Start of Block

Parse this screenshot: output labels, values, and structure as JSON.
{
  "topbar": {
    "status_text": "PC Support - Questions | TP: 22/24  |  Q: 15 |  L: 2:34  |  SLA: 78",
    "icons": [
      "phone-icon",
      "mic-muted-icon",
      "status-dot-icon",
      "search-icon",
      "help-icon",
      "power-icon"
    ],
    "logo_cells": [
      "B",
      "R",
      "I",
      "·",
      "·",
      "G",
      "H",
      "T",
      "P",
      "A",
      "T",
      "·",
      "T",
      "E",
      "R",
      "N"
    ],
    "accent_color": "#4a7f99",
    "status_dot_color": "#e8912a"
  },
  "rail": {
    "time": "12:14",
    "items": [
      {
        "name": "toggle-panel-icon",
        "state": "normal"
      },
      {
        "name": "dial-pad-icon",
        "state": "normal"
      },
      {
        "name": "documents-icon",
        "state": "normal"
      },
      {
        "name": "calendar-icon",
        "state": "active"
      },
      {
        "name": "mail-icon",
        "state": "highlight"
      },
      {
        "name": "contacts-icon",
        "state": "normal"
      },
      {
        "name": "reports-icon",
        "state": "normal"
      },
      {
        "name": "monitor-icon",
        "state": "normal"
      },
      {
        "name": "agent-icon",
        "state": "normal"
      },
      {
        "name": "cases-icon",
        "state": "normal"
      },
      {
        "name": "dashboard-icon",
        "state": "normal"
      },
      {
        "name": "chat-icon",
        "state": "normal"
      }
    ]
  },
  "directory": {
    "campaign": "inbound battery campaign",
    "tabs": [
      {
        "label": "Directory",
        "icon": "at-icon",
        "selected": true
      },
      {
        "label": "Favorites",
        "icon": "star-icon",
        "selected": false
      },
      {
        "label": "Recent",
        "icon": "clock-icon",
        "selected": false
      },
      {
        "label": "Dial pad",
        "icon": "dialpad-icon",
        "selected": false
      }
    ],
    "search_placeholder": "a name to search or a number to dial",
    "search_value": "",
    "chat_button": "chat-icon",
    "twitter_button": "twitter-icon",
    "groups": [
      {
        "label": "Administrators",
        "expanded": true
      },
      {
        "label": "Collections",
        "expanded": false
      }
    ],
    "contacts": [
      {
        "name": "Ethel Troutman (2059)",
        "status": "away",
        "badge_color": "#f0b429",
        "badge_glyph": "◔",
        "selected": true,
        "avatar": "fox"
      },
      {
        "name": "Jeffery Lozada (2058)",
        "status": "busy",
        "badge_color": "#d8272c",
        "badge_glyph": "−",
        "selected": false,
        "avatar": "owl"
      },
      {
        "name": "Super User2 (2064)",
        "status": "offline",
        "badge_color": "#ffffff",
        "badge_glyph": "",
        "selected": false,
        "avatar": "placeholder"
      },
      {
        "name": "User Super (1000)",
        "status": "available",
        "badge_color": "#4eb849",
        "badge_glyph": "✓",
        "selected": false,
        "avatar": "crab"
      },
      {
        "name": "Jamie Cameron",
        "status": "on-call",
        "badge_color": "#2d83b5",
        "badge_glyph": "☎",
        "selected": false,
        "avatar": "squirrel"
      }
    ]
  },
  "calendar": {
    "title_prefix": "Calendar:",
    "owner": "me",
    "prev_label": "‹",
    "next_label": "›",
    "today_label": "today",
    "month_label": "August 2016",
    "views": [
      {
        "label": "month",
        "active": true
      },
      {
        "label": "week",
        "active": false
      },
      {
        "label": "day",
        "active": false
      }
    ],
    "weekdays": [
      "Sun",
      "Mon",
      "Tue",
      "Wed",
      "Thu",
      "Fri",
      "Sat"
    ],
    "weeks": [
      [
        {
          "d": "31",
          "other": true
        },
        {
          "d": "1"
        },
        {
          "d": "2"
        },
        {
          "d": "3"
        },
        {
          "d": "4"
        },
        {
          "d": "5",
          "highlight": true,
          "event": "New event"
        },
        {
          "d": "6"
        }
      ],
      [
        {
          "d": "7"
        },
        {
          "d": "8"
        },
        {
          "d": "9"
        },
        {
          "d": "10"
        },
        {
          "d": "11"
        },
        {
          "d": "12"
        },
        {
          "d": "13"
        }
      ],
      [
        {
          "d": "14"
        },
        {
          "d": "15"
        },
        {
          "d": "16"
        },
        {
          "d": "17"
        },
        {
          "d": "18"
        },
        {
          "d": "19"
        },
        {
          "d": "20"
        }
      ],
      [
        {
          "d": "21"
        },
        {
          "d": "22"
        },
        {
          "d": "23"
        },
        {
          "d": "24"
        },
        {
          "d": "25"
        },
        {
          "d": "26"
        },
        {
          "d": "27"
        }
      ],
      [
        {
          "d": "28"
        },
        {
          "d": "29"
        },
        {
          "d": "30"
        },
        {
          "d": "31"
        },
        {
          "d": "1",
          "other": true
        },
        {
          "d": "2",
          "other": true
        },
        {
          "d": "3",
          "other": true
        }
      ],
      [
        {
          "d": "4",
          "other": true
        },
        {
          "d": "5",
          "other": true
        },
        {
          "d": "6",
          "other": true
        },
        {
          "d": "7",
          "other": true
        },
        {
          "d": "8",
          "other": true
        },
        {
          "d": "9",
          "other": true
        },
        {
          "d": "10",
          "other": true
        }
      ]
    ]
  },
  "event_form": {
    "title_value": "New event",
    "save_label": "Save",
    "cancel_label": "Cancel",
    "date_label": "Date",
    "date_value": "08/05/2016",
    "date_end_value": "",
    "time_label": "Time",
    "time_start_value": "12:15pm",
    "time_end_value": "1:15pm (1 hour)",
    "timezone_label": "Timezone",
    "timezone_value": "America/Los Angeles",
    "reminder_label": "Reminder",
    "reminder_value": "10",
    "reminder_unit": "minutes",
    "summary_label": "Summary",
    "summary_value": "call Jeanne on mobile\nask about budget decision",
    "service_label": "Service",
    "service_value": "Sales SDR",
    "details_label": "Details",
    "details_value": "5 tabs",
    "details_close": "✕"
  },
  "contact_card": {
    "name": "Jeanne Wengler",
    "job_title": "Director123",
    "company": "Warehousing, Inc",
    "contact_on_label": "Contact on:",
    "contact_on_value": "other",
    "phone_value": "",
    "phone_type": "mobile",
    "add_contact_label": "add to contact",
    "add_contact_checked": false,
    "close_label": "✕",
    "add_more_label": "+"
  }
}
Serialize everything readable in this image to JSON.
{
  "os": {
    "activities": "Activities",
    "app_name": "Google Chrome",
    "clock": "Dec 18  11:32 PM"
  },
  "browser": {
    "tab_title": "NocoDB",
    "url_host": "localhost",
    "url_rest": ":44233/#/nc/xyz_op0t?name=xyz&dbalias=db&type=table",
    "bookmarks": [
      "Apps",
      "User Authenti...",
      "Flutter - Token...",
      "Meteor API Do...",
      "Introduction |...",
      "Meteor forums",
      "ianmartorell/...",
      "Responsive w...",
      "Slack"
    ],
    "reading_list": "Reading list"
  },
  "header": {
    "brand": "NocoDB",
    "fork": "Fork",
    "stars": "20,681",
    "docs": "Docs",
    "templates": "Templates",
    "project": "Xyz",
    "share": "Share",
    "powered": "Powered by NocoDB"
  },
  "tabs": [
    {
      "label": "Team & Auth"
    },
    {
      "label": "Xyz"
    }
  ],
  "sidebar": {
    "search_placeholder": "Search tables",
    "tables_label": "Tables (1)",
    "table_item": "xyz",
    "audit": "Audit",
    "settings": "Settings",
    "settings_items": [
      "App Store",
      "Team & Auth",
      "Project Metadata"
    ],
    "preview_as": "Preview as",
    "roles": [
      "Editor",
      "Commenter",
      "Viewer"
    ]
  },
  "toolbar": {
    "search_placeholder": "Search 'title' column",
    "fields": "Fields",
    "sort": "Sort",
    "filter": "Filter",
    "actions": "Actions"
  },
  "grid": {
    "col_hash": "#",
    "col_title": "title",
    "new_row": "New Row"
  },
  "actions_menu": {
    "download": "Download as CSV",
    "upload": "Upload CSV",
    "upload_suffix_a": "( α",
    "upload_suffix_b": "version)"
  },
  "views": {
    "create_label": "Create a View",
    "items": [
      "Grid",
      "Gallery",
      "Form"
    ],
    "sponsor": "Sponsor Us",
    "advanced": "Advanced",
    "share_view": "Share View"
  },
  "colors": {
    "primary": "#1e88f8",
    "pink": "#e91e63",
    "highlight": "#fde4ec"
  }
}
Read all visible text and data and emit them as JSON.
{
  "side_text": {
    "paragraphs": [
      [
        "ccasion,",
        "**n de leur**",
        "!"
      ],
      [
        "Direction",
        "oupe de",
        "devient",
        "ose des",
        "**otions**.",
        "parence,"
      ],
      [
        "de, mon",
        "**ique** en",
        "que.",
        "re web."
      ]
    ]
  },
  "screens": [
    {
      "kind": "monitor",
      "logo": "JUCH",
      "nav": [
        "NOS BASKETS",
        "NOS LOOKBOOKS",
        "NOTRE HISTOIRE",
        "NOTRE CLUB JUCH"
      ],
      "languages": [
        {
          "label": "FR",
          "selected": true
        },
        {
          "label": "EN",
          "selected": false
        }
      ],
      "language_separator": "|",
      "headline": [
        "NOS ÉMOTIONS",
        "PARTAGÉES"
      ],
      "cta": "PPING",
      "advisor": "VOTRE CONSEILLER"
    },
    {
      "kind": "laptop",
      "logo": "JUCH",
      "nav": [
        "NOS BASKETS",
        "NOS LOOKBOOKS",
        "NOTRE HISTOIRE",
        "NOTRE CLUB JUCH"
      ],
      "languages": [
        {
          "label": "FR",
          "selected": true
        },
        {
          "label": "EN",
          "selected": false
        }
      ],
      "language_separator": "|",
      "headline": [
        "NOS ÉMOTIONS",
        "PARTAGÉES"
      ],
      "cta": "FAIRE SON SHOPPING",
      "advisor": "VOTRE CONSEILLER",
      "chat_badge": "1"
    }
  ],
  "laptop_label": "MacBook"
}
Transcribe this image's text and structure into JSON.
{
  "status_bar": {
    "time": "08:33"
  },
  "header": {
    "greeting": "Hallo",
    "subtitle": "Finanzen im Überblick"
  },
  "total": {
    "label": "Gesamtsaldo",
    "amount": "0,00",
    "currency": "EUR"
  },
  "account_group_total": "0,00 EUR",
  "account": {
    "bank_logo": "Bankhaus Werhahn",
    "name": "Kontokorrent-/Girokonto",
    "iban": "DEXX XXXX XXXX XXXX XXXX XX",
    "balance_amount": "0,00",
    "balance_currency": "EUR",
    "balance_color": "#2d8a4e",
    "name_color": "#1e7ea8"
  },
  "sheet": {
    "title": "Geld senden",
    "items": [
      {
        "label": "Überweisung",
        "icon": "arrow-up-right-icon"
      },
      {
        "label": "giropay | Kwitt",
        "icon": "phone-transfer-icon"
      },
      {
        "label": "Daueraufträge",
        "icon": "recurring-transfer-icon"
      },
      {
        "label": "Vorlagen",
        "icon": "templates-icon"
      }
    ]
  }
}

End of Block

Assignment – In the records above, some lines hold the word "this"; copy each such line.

Solution to the problem –
Parse this screenshot: output labels, values, and structure as JSON.
Serialize everything readable in this image to JSON.
Transcribe this image's text and structure into JSON.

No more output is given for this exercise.